The proper way to wear the sash is over the right shoulder across the breast and secured by a pin or brooch on the right shoulder. Or it can be worn on the right shoulder in the form of a pleated fan or rosette, secured by a brooch, with both pieces of sash streaming down the back.
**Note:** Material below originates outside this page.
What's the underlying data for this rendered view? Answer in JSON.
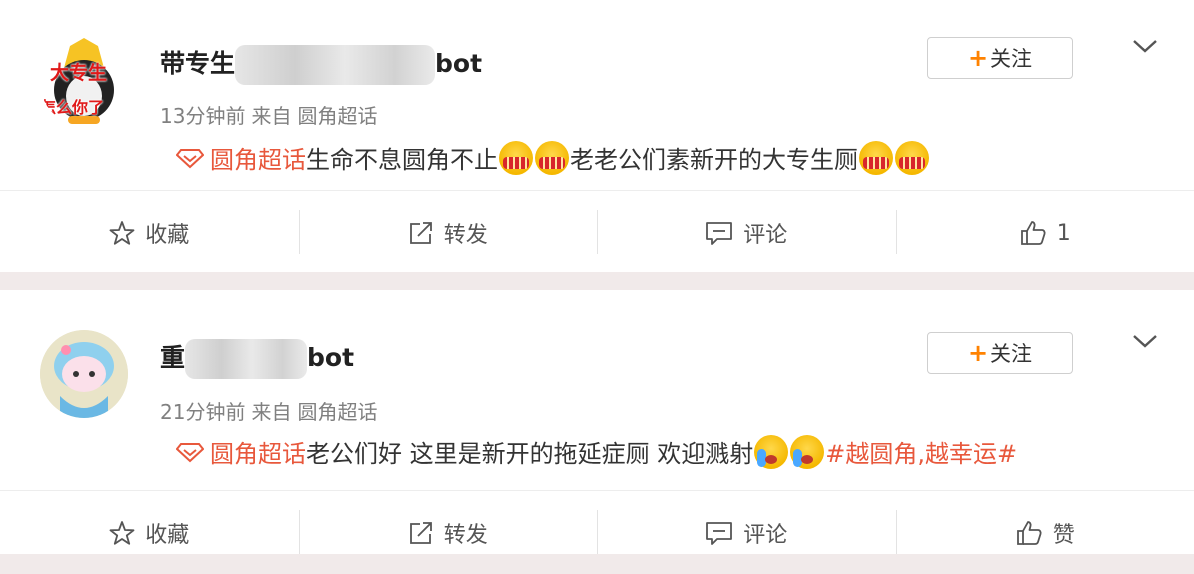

The longer piece of fabric should be on the bottom and can be secured at the left back side of the waist with the shorter top piece of fabric hanging free. (see sketch)
If you are a the Queen of Great Britain, a member of the Royal Family, a Scottish clan chief, a wife of a Scottish clan chief or the wife of a Colonel or General of Scottish Regiments, the sash should be worn over the left shoulder and secured with a brooch on the left shoulder.(See sketch)
The Lord Lyon also has stated that a woman who has married outside of her clan but wishes to wear the tartan of her family rather than that of her husband, should wear the sash over her right shoulder, across the breast and secured at the left waist in a bow. Over the years, I have never seen anyone wear the sash in this manner. I think that trying to make a bow out the sash is cumbersome. However, anyone wishing to wear it this way should do so as it is totally appropriate.(See sketch)
How to make a rosette out of your tartan sash
Lady Peggy of McBain of McBain
This is an easy way to make a rosette out of your tartan sash. Often, women do not want to wear the sash across the breast beauty queen style, but prefer instead to keep the front of the dress free of the sash. Dancers, especially, use this style but it is appropriate for anyone.
Step 1: Fold the tartan sash in half.
Step 2: Take the top of the folded end and fold it back about 6″. Now fasten a rubber band in the middle of this new fold, making the sash look like a bow with a long tail. (See example)
Step 3: Fluff the folds so that the bow looks like a rosette, then use pins to fasten the rosette’s half circles together or, if you wish it to be more secure, use a needle & thread to stitch the half circles together. Pin your brooch in the middle of the rosette to hide the rubber band.
Step 4: Pin the rosette to the shoulder of your dress with the end of the sash hanging diagonally across your back.
Step 6: Arrange the two ends of the sash diagonally across your back so that they reach your hip, then fasten the bottom end to your hip with safety pins, making sure that the pins are not visible. The top end of the sash should hang free.